Francisco González receives the Sorolla Medal from the Hispanic Society of America

BBVA Chairman Francisco González received last night in New York the Sorolla Medal with which the Hispanic Society of America distinguishes public figures and institutions that stand out for their contribution to Hispanic arts and culture. Along with BBVA Chairman, Mario Vargas Llosa, Nobel Prize in Literature, and Carlos Fitz-James Stuart, the Duke of Alba, were also awarded.

Picture: Francisco González receives the Sorolla Medal from the Hispanic Society of America-BBVA

During his address, Francisco González stressed that “the global nature of BBVA and its focus on digital transformation have in no way altered one essential part of our DNA:  the rich and plural Hispanic culture that unites us with an immense community, with shared language, values and aspirations.”

The Chairman added that BBVA shares with the Hispanic Society of America the conviction that the “promotion of culture, arts, science and social responsibility is one of the most efficient ways to widen the horizons for individuals and societies. It makes societies more plural, tolerant and innovative, and improves their social welfare, health and growth.”

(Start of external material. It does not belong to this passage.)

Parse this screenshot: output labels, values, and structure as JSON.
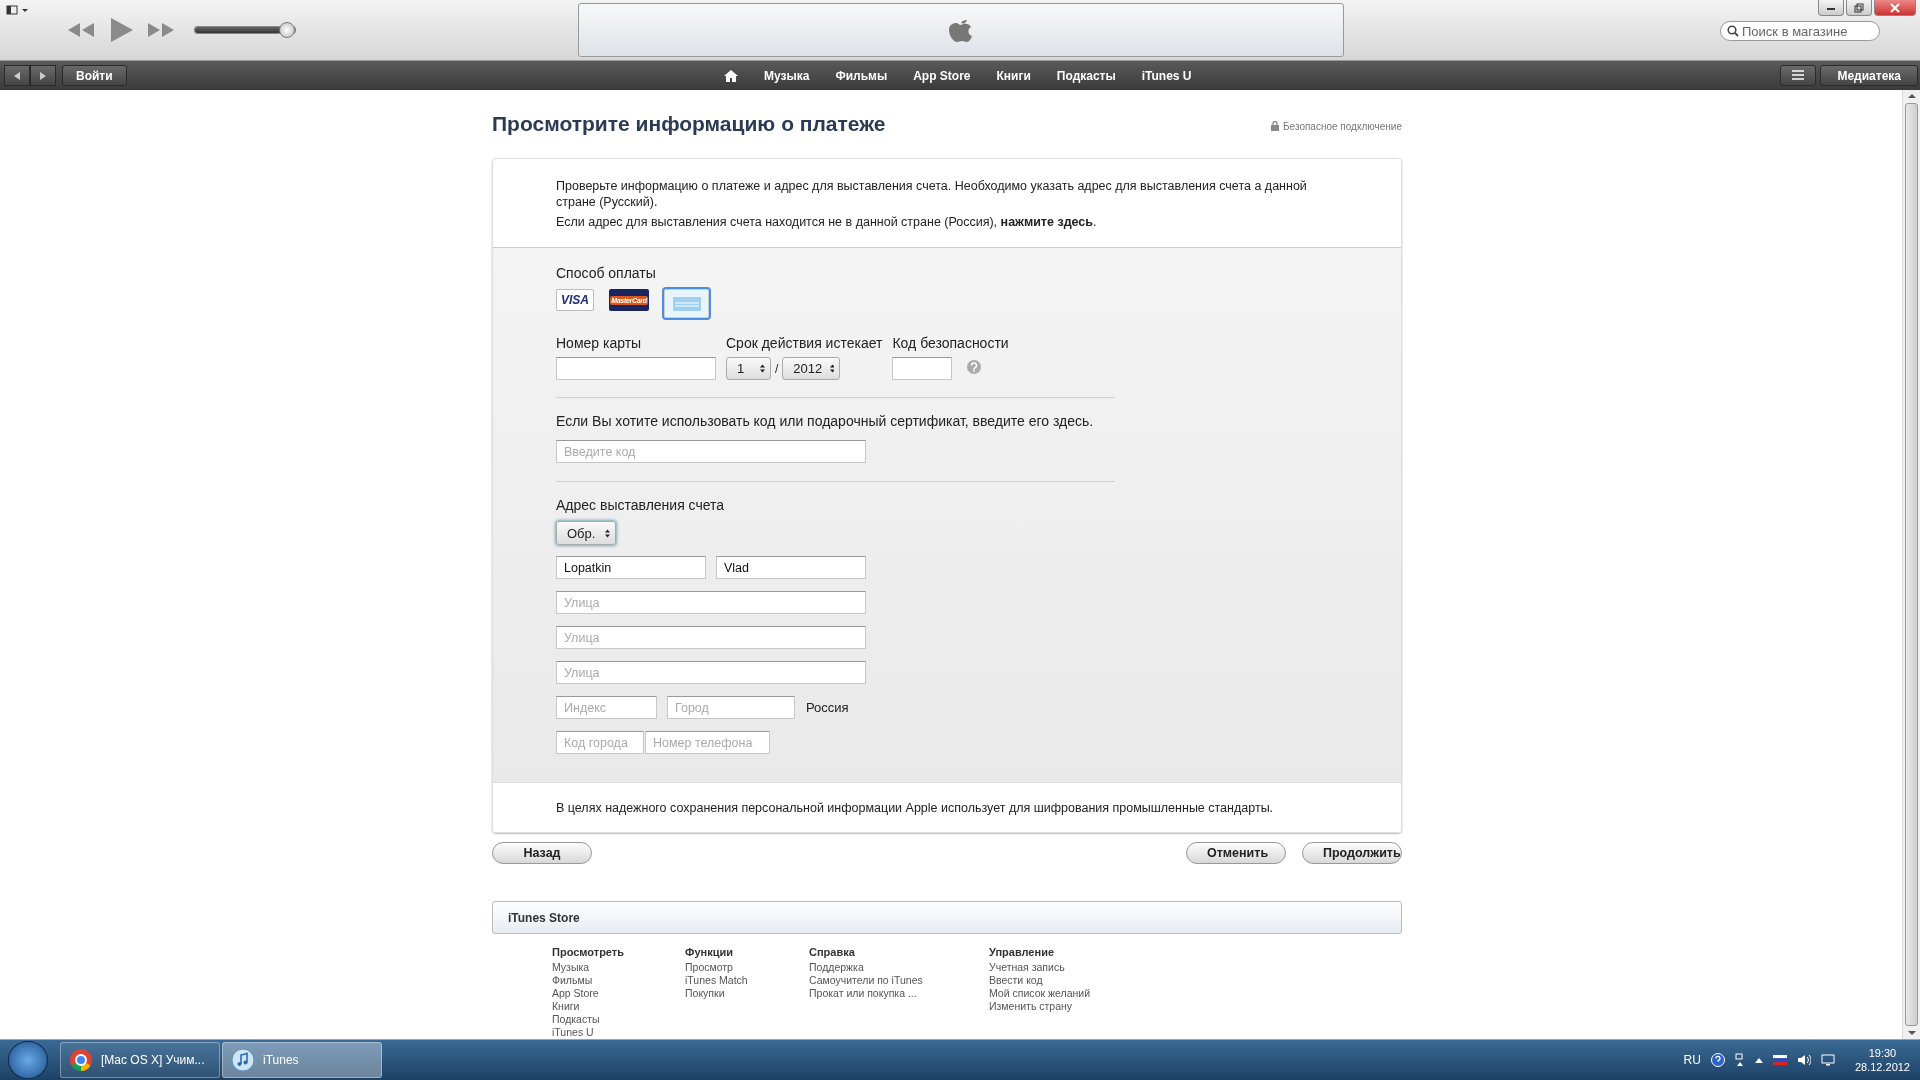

Francisco González also reiterated BBVA’s commitment to “work for a better future for people”. And he emphasized the “wide variety of activities and programs in culture, fine arts, music, scientific research, financial education and financial inclusion in Spain and Latin America that we promote through the BBVA Foundation, The BBVA Microfinance Foundation and the Bank itself.”

The Sorolla Medal 

The Hispanic Society of America grants since 1924 the Sorolla Medal, which pays tribute to the Spanish painter, to distinguish institutions and people for their contribution to the Hispanic arts and culture.

Founded by Archer Milton Huntington in 1904, the purpose of the Hispanic Society of America is to promote Hispanic culture in the United States of America. The Society’s museum and library boast over one million works, which make up the most important Spanish art collection in the United States.